Mitt Romney isn’t blue or red. He’s an archipelago man. That’s a big reason that voters have been slow to warm up to him. From LBJ to Bill Clinton to George W. Bush to Sarah Palin, Americans like their politicians to sound like they’re from somewhere, to be human symbols of our love affair with small towns, the girl next door, the little pink houses of Mellencamp myth. Most of those mythical American towns grew up around factories – think chocolate bars from Hershey, baseball bats from Louisville, cereals from Battle Creek. Deep down, what scares voters in both parties the most is the thought that these unique and vital places are vanishing or eroding – overrun by immigrants or the forces of globalism or both, with giant Walmarts descending like spaceships to replace the corner grocer, the family barber and the local hardware store, and 1,000 cable channels replacing the school dance and the gossip at the local diner.
Obama ran on “change” in 2008, but Mitt Romney represents a far more real and seismic shift in the American landscape. Romney is the frontman and apostle of an economic revolution, in which transactions are manufactured instead of products, wealth is generated without accompanying prosperity, and Cayman Islands partnerships are lovingly erected and nurtured while American communities fall apart.

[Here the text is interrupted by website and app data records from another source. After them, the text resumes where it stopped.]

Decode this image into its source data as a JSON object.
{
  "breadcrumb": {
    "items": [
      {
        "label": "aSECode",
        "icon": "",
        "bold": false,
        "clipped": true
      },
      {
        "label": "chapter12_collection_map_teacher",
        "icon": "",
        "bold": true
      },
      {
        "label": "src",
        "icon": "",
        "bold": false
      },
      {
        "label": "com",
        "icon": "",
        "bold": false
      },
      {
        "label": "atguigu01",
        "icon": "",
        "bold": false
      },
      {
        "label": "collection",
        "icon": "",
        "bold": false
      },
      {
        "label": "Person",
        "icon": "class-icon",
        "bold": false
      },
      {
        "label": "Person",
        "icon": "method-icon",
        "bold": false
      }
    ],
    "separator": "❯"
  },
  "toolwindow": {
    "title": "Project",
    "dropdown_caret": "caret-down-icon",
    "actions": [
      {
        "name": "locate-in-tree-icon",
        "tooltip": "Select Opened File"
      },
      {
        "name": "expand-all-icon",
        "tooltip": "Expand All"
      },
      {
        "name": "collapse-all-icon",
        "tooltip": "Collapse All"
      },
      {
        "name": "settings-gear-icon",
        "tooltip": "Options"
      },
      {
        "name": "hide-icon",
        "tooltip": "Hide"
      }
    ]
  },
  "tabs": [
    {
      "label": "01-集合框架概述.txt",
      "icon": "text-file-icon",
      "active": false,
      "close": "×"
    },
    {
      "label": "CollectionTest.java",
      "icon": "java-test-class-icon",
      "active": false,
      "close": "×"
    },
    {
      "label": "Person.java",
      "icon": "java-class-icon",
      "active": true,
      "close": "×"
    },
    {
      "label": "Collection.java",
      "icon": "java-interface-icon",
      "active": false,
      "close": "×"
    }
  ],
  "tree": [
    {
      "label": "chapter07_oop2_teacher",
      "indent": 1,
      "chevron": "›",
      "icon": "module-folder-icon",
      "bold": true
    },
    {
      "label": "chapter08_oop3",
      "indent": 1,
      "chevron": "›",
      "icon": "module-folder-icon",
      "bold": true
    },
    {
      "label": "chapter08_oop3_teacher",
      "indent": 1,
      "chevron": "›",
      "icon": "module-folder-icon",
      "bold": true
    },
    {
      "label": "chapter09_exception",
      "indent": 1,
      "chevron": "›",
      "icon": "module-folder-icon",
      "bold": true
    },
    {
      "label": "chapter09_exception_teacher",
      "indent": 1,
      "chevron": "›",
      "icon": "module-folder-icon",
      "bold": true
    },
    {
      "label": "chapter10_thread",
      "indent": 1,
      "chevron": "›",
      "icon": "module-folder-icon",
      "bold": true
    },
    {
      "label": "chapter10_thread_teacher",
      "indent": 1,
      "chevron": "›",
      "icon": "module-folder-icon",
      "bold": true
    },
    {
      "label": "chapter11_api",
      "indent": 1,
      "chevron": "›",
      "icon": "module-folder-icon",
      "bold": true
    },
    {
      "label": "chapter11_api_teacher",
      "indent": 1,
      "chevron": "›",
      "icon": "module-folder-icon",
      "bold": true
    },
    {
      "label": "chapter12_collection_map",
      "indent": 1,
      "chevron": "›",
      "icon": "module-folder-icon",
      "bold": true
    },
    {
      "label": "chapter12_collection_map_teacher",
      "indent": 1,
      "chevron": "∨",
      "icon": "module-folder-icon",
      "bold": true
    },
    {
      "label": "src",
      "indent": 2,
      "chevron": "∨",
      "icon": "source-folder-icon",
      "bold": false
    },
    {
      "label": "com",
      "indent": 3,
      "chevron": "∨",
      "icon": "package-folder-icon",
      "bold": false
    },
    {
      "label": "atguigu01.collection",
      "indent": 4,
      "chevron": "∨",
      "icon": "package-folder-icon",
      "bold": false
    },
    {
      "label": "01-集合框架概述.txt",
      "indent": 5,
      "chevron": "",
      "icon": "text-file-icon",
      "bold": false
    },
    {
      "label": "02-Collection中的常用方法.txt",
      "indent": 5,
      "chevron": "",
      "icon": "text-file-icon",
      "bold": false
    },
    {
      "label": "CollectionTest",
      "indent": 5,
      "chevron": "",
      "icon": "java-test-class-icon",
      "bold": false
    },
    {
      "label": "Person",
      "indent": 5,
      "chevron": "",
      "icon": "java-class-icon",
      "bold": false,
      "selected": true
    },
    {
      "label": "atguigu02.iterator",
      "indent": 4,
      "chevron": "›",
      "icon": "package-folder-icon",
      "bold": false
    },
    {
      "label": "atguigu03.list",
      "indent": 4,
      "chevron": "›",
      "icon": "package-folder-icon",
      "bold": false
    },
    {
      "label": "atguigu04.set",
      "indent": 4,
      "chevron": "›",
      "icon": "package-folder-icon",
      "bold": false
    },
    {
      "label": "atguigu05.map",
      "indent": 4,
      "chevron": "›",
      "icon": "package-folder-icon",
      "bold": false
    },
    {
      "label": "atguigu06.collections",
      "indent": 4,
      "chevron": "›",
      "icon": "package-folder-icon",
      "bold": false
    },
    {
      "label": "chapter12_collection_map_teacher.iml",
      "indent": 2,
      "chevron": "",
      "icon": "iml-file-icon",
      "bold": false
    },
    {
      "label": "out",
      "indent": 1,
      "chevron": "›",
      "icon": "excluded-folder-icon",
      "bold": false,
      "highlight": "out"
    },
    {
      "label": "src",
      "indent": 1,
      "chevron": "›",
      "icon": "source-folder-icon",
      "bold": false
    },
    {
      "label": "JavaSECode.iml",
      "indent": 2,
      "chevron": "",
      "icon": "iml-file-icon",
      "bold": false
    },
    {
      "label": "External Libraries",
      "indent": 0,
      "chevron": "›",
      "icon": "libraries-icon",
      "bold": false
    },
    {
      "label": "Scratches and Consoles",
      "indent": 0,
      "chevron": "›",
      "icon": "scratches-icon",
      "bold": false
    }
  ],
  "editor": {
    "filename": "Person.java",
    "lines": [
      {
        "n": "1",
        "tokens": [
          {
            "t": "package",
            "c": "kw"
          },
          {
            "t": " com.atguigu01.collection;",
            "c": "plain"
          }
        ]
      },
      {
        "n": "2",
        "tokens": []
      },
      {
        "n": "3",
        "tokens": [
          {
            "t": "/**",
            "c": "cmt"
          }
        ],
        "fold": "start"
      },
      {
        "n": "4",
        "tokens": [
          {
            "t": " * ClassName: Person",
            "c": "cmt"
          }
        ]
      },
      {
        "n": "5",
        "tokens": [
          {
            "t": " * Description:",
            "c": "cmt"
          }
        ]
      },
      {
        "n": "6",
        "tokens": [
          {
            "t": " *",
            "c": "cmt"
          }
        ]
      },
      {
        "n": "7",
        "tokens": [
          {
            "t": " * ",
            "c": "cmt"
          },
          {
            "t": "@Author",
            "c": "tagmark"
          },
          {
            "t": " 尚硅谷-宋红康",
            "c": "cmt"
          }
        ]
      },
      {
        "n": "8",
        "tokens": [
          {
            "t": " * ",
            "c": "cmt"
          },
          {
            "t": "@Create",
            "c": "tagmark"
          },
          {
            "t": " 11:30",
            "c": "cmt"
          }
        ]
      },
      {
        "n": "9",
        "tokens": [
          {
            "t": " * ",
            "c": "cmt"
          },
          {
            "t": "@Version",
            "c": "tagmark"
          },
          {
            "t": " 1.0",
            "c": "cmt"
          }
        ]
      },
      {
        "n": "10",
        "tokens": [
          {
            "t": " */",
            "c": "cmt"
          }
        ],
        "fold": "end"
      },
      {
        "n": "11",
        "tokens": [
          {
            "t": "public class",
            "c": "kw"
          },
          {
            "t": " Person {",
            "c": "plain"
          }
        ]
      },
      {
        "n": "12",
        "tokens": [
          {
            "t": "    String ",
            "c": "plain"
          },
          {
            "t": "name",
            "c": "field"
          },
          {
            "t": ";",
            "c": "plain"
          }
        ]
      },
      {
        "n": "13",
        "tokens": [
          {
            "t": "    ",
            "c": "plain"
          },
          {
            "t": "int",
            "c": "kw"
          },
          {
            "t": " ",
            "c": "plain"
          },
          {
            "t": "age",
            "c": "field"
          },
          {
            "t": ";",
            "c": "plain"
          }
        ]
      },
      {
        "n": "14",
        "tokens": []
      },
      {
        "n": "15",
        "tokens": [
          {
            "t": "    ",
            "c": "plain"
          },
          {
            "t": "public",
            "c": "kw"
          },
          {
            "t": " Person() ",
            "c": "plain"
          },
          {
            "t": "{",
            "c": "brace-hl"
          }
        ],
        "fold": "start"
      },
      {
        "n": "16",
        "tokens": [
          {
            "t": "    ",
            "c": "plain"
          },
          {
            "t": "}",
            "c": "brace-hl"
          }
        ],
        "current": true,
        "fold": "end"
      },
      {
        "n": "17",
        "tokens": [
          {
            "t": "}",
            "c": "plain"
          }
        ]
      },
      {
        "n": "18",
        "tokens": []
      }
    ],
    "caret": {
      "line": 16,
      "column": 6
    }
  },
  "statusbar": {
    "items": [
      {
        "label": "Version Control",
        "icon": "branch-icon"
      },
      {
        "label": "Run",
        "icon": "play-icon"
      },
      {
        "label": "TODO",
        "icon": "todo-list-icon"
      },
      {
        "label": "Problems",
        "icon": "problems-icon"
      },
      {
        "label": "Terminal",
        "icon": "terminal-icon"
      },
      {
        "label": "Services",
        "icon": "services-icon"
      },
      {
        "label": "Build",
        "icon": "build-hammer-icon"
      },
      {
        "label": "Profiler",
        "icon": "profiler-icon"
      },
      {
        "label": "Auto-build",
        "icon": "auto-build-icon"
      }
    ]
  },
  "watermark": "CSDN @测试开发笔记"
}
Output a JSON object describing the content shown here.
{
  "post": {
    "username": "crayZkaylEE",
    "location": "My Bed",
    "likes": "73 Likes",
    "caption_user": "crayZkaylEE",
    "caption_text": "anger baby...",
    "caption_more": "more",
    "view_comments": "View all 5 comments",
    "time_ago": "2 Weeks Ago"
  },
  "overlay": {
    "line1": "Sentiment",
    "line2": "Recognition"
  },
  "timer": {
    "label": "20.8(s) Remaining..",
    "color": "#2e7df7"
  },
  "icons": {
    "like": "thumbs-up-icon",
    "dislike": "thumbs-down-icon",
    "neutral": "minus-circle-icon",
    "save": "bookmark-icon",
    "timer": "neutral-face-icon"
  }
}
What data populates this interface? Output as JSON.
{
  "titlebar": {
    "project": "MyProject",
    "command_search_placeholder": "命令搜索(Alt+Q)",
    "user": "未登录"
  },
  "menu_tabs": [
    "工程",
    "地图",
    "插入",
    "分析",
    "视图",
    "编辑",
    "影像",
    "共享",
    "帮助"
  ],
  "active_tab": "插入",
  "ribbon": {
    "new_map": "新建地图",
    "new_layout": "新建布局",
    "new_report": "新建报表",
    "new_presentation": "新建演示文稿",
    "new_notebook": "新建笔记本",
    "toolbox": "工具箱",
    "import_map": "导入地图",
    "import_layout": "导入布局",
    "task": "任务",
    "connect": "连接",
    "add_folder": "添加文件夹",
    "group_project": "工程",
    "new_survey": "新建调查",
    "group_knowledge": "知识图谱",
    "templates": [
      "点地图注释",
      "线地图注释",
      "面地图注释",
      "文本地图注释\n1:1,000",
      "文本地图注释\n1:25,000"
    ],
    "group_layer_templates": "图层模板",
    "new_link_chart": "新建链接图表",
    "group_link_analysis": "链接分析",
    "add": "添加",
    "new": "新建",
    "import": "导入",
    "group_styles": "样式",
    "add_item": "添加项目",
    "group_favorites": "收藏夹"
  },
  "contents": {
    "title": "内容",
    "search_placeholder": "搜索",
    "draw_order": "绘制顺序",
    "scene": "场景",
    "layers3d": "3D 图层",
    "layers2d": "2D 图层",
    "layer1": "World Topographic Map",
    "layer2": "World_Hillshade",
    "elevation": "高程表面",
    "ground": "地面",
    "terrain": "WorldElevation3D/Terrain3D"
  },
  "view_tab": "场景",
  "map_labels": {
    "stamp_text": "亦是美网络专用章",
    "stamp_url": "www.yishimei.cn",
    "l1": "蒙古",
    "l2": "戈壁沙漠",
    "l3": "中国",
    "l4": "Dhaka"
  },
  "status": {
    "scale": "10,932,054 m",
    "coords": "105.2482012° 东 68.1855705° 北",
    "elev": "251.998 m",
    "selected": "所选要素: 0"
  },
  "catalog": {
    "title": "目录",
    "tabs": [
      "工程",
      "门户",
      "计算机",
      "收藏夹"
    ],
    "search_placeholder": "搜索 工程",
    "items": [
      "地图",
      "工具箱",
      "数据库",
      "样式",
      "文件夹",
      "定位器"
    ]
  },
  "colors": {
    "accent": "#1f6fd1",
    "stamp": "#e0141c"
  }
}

The entire purpose of the business model that Romney helped pioneer is to move money into the archipelago from the places outside it, using massive amounts of taxpayer-subsidized debt to enrich a handful of billionaires. It’s a vision of society that’s crazy, vicious and almost unbelievably selfish, yet it’s running for president, and it has a chance of winning. Perhaps that change is coming whether we like it or not. Perhaps Mitt Romney is the best man to manage the transition. But it seems a little early to vote for that kind of wholesale surrender.